• [Data records for software interfaces]
*** Begin section ***

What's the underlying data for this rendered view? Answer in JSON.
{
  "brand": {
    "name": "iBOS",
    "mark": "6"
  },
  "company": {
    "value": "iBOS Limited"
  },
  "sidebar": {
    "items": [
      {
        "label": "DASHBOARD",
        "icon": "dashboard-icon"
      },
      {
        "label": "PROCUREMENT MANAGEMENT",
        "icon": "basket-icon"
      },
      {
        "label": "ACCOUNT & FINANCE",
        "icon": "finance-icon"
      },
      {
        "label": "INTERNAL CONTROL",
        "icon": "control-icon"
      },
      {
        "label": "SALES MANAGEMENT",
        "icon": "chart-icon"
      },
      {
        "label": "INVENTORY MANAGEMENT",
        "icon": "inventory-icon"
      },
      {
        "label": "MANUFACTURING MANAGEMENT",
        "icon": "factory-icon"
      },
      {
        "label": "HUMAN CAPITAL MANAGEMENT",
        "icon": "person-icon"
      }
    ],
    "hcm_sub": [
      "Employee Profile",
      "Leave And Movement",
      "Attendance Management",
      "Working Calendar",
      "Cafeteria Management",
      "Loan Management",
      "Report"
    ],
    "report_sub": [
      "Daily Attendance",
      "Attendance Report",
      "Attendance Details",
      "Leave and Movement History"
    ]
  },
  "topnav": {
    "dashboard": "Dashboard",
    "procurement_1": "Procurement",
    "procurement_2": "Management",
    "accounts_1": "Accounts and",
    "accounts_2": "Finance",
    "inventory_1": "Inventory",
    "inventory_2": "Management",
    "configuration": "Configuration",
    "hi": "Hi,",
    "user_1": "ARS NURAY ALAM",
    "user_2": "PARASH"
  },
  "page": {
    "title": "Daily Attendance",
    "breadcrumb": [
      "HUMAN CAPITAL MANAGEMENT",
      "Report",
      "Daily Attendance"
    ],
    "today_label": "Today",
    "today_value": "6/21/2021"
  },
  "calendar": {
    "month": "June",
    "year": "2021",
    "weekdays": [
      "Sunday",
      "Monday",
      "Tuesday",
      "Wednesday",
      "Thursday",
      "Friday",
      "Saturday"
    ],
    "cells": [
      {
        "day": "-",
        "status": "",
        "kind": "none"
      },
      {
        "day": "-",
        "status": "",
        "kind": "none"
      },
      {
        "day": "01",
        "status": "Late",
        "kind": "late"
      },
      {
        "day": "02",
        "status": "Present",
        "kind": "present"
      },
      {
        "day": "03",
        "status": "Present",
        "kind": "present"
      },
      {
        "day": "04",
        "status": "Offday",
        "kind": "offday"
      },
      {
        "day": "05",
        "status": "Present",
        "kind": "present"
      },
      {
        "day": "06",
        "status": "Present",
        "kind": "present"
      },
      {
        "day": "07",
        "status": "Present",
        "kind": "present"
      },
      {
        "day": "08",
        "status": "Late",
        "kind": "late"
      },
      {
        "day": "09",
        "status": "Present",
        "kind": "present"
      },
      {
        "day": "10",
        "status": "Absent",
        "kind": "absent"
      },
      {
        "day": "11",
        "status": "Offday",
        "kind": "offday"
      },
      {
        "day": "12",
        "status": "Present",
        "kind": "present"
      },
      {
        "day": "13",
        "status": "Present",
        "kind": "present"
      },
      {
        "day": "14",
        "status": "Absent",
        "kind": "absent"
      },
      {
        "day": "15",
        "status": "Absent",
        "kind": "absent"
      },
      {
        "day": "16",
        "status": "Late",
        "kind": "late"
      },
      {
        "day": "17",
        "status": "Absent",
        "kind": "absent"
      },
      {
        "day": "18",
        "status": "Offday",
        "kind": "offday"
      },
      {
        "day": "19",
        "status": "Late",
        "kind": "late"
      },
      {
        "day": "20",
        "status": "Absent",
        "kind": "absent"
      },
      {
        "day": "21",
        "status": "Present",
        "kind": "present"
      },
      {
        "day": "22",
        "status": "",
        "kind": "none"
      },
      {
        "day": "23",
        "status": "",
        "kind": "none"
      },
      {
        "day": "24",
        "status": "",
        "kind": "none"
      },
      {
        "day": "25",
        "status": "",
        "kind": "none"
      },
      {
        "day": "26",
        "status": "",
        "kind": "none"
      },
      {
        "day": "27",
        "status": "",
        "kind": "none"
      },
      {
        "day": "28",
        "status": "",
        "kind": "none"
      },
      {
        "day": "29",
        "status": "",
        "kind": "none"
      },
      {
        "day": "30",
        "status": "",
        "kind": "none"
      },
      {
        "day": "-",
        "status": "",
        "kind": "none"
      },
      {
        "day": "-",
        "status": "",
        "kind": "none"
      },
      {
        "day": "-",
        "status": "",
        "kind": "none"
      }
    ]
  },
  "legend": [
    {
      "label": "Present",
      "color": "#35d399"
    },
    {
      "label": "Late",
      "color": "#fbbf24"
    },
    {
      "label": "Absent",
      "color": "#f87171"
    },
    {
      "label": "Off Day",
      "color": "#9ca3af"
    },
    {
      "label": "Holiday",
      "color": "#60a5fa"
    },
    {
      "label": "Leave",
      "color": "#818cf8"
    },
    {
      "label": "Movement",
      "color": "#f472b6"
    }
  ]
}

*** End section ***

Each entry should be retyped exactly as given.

What's the underlying data for this rendered view? Answer in JSON.
{
  "brand": {
    "name": "iBOS",
    "mark": "6"
  },
  "company": {
    "value": "iBOS Limited"
  },
  "sidebar": {
    "items": [
      {
        "label": "DASHBOARD",
        "icon": "dashboard-icon"
      },
      {
        "label": "PROCUREMENT MANAGEMENT",
        "icon": "basket-icon"
      },
      {
        "label": "ACCOUNT & FINANCE",
        "icon": "finance-icon"
      },
      {
        "label": "INTERNAL CONTROL",
        "icon": "control-icon"
      },
      {
        "label": "SALES MANAGEMENT",
        "icon": "chart-icon"
      },
      {
        "label": "INVENTORY MANAGEMENT",
        "icon": "inventory-icon"
      },
      {
        "label": "MANUFACTURING MANAGEMENT",
        "icon": "factory-icon"
      },
      {
        "label": "HUMAN CAPITAL MANAGEMENT",
        "icon": "person-icon"
      }
    ],
    "hcm_sub": [
      "Employee Profile",
      "Leave And Movement",
      "Attendance Management",
      "Working Calendar",
      "Cafeteria Management",
      "Loan Management",
      "Report"
    ],
    "report_sub": [
      "Daily Attendance",
      "Attendance Report",
      "Attendance Details",
      "Leave and Movement History"
    ]
  },
  "topnav": {
    "dashboard": "Dashboard",
    "procurement_1": "Procurement",
    "procurement_2": "Management",
    "accounts_1": "Accounts and",
    "accounts_2": "Finance",
    "inventory_1": "Inventory",
    "inventory_2": "Management",
    "configuration": "Configuration",
    "hi": "Hi,",
    "user_1": "ARS NURAY ALAM",
    "user_2": "PARASH"
  },
  "page": {
    "title": "Daily Attendance",
    "breadcrumb": [
      "HUMAN CAPITAL MANAGEMENT",
      "Report",
      "Daily Attendance"
    ],
    "today_label": "Today",
    "today_value": "6/21/2021"
  },
  "calendar": {
    "month": "June",
    "year": "2021",
    "weekdays": [
      "Sunday",
      "Monday",
      "Tuesday",
      "Wednesday",
      "Thursday",
      "Friday",
      "Saturday"
    ],
    "cells": [
      {
        "day": "-",
        "status": "",
        "kind": "none"
      },
      {
        "day": "-",
        "status": "",
        "kind": "none"
      },
      {
        "day": "01",
        "status": "Late",
        "kind": "late"
      },
      {
        "day": "02",
        "status": "Present",
        "kind": "present"
      },
      {
        "day": "03",
        "status": "Present",
        "kind": "present"
      },
      {
        "day": "04",
        "status": "Offday",
        "kind": "offday"
      },
      {
        "day": "05",
        "status": "Present",
        "kind": "present"
      },
      {
        "day": "06",
        "status": "Present",
        "kind": "present"
      },
      {
        "day": "07",
        "status": "Present",
        "kind": "present"
      },
      {
        "day": "08",
        "status": "Late",
        "kind": "late"
      },
      {
        "day": "09",
        "status": "Present",
        "kind": "present"
      },
      {
        "day": "10",
        "status": "Absent",
        "kind": "absent"
      },
      {
        "day": "11",
        "status": "Offday",
        "kind": "offday"
      },
      {
        "day": "12",
        "status": "Present",
        "kind": "present"
      },
      {
        "day": "13",
        "status": "Present",
        "kind": "present"
      },
      {
        "day": "14",
        "status": "Absent",
        "kind": "absent"
      },
      {
        "day": "15",
        "status": "Absent",
        "kind": "absent"
      },
      {
        "day": "16",
        "status": "Late",
        "kind": "late"
      },
      {
        "day": "17",
        "status": "Absent",
        "kind": "absent"
      },
      {
        "day": "18",
        "status": "Offday",
        "kind": "offday"
      },
      {
        "day": "19",
        "status": "Late",
        "kind": "late"
      },
      {
        "day": "20",
        "status": "Absent",
        "kind": "absent"
      },
      {
        "day": "21",
        "status": "Present",
        "kind": "present"
      },
      {
        "day": "22",
        "status": "",
        "kind": "none"
      },
      {
        "day": "23",
        "status": "",
        "kind": "none"
      },
      {
        "day": "24",
        "status": "",
        "kind": "none"
      },
      {
        "day": "25",
        "status": "",
        "kind": "none"
      },
      {
        "day": "26",
        "status": "",
        "kind": "none"
      },
      {
        "day": "27",
        "status": "",
        "kind": "none"
      },
      {
        "day": "28",
        "status": "",
        "kind": "none"
      },
      {
        "day": "29",
        "status": "",
        "kind": "none"
      },
      {
        "day": "30",
        "status": "",
        "kind": "none"
      },
      {
        "day": "-",
        "status": "",
        "kind": "none"
      },
      {
        "day": "-",
        "status": "",
        "kind": "none"
      },
      {
        "day": "-",
        "status": "",
        "kind": "none"
      }
    ]
  },
  "legend": [
    {
      "label": "Present",
      "color": "#35d399"
    },
    {
      "label": "Late",
      "color": "#fbbf24"
    },
    {
      "label": "Absent",
      "color": "#f87171"
    },
    {
      "label": "Off Day",
      "color": "#9ca3af"
    },
    {
      "label": "Holiday",
      "color": "#60a5fa"
    },
    {
      "label": "Leave",
      "color": "#818cf8"
    },
    {
      "label": "Movement",
      "color": "#f472b6"
    }
  ]
}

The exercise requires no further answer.